(Exercise data Opens)

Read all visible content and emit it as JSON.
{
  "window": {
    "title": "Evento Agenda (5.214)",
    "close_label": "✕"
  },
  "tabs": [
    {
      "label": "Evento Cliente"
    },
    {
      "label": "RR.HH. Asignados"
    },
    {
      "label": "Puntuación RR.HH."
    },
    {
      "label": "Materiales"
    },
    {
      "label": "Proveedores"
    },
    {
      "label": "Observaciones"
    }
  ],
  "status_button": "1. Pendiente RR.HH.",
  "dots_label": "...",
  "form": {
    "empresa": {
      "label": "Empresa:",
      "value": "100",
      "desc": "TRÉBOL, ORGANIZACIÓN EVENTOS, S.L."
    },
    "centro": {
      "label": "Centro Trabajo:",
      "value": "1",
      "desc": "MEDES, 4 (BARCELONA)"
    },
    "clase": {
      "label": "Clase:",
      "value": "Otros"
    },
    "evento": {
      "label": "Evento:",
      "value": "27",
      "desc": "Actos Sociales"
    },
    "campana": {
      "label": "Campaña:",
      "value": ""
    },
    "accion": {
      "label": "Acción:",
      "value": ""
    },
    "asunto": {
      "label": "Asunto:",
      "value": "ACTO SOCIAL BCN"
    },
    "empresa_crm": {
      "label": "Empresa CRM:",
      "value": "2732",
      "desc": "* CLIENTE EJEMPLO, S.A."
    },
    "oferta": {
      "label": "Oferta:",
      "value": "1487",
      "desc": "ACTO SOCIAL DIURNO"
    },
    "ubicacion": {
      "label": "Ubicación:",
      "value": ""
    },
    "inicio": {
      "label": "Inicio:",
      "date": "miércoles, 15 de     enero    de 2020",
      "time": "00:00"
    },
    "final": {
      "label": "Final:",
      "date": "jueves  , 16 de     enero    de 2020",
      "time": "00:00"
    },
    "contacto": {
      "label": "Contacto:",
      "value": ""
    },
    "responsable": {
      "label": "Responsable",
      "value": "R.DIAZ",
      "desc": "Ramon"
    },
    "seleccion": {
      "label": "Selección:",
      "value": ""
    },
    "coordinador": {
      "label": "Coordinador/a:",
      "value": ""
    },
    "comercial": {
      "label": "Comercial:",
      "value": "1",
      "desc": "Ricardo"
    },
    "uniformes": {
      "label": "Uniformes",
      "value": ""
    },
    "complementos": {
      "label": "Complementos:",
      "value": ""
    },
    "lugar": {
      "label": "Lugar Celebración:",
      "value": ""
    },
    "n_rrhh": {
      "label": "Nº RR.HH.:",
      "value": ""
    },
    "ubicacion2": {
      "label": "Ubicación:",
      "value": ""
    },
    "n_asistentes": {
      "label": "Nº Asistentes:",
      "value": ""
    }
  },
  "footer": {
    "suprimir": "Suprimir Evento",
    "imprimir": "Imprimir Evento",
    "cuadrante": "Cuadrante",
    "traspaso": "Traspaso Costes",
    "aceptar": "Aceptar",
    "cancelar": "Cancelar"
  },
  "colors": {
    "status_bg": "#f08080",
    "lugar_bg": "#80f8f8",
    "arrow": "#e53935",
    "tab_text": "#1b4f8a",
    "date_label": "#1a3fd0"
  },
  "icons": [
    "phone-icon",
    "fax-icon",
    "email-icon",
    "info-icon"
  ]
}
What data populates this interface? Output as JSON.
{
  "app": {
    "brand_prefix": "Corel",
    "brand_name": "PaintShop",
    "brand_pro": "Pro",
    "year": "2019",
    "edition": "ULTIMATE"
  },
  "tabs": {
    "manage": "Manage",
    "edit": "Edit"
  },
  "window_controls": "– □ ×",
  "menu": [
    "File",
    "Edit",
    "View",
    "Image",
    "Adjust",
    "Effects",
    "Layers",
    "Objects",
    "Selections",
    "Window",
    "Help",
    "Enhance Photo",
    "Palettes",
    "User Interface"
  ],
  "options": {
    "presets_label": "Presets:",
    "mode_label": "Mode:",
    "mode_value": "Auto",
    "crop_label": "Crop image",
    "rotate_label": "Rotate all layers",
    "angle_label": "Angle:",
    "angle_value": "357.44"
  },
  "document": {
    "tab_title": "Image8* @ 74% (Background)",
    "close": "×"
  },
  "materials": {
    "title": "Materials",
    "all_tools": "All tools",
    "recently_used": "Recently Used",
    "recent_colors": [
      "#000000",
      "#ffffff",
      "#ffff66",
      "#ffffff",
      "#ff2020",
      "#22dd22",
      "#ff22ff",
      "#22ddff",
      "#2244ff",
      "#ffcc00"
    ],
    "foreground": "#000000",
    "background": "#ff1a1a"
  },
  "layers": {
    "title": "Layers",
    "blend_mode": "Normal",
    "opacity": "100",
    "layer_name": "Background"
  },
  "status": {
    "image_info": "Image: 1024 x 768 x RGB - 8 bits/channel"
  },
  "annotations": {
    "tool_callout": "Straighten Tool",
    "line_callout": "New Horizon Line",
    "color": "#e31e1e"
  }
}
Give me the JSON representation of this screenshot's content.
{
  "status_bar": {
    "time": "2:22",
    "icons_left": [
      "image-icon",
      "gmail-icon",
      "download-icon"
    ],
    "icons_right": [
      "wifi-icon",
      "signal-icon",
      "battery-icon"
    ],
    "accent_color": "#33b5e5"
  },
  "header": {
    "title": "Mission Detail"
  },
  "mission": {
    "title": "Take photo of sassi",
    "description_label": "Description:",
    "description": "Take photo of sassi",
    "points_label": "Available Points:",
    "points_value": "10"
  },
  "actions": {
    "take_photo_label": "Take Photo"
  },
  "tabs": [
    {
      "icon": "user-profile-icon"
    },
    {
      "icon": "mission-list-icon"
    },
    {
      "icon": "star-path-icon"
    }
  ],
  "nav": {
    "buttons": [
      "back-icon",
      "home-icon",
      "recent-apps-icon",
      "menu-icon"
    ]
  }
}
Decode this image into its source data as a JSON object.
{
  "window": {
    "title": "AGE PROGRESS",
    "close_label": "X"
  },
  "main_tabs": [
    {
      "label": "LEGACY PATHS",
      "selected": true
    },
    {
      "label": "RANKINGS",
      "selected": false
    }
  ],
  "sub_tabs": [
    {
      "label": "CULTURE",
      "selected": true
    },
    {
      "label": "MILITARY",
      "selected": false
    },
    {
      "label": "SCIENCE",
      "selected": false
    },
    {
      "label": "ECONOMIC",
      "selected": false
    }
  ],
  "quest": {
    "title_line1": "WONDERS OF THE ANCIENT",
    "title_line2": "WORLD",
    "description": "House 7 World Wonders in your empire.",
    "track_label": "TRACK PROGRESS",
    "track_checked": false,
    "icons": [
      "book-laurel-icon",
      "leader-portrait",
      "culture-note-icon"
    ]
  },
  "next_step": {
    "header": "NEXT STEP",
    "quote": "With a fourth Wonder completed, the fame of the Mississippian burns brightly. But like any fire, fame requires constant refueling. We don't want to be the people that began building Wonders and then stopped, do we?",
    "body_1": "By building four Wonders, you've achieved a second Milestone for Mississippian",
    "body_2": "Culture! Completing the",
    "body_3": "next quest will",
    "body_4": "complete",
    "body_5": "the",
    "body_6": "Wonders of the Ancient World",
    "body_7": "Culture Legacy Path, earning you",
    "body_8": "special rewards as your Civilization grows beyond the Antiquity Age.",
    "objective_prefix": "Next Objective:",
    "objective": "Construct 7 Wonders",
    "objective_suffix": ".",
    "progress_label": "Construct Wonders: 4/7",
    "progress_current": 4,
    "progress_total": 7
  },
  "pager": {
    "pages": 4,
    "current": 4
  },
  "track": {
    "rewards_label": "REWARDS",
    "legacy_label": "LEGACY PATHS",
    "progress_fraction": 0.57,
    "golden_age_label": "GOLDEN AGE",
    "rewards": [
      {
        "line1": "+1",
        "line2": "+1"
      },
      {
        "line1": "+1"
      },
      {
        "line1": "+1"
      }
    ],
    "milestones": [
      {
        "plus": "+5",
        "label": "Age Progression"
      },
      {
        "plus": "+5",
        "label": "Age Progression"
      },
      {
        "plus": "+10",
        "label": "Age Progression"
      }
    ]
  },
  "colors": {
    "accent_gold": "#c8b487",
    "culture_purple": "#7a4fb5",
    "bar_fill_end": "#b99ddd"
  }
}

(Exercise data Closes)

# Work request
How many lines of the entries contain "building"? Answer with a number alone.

# Output of the task
2